• _Problem details_: Provide the count of lines below where "title" occurs, with no other output.

• _Information provided_:
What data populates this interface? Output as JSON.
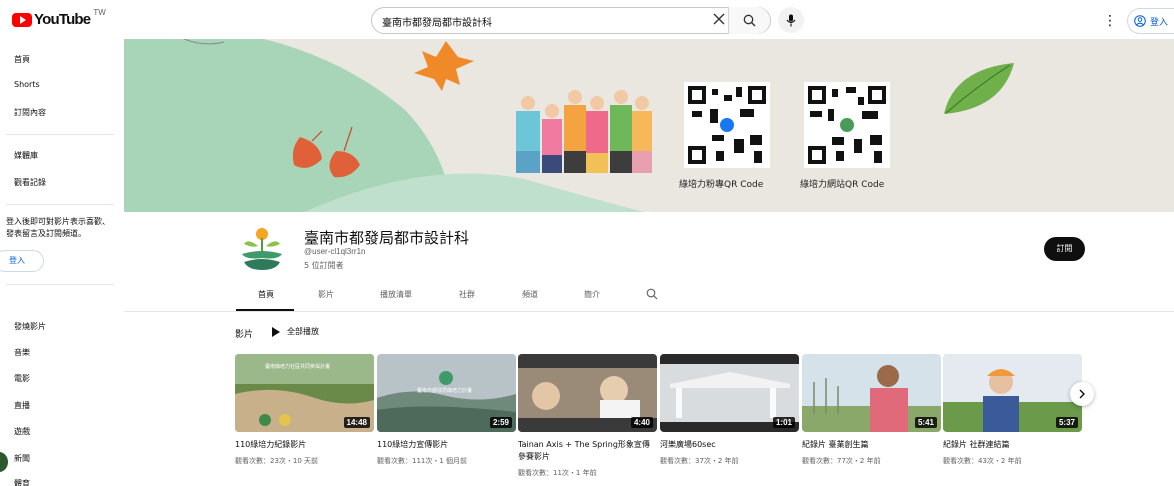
{
  "header": {
    "logo_text": "YouTube",
    "logo_region": "TW",
    "search_value": "臺南市都發局都市設計科",
    "signin_label": "登入"
  },
  "sidebar": {
    "items_top": [
      "首頁",
      "Shorts",
      "訂閱內容"
    ],
    "items_mid": [
      "媒體庫",
      "觀看記錄"
    ],
    "note": "登入後即可對影片表示喜歡、發表留言及訂閱頻道。",
    "signin_label": "登入",
    "explore": [
      "發燒影片",
      "音樂",
      "電影",
      "直播",
      "遊戲",
      "新聞",
      "體育"
    ]
  },
  "banner": {
    "qr_left_caption": "綠培力粉專QR Code",
    "qr_right_caption": "綠培力網站QR Code"
  },
  "channel": {
    "name": "臺南市都發局都市設計科",
    "handle": "@user-cl1ql3rr1n",
    "subscribers": "5 位訂閱者",
    "subscribe_label": "訂閱"
  },
  "tabs": [
    "首頁",
    "影片",
    "播放清單",
    "社群",
    "頻道",
    "簡介"
  ],
  "section": {
    "title": "影片",
    "play_all": "全部播放"
  },
  "videos": [
    {
      "title": "110綠培力紀錄影片",
      "duration": "14:48",
      "meta": "觀看次數：23次・10 天前",
      "thumb_text": "臺南綠培力社區共同參與計畫"
    },
    {
      "title": "110綠培力宣傳影片",
      "duration": "2:59",
      "meta": "觀看次數：111次・1 個月前",
      "thumb_text": "臺南市都發局綠培力計畫"
    },
    {
      "title": "Tainan Axis + The Spring形象宣傳參賽影片",
      "duration": "4:40",
      "meta": "觀看次數：11次・1 年前",
      "thumb_text": ""
    },
    {
      "title": "河樂廣場60sec",
      "duration": "1:01",
      "meta": "觀看次數：37次・2 年前",
      "thumb_text": ""
    },
    {
      "title": "紀錄片 臺業創生篇",
      "duration": "5:41",
      "meta": "觀看次數：77次・2 年前",
      "thumb_text": ""
    },
    {
      "title": "紀錄片 社群連結篇",
      "duration": "5:37",
      "meta": "觀看次數：43次・2 年前",
      "thumb_text": ""
    }
  ],
  "colors": {
    "brand_red": "#ff0000",
    "link_blue": "#065fd4",
    "banner_bg": "#eae7e1",
    "banner_green": "#a8d5b8"
  }
}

• _Result_: 7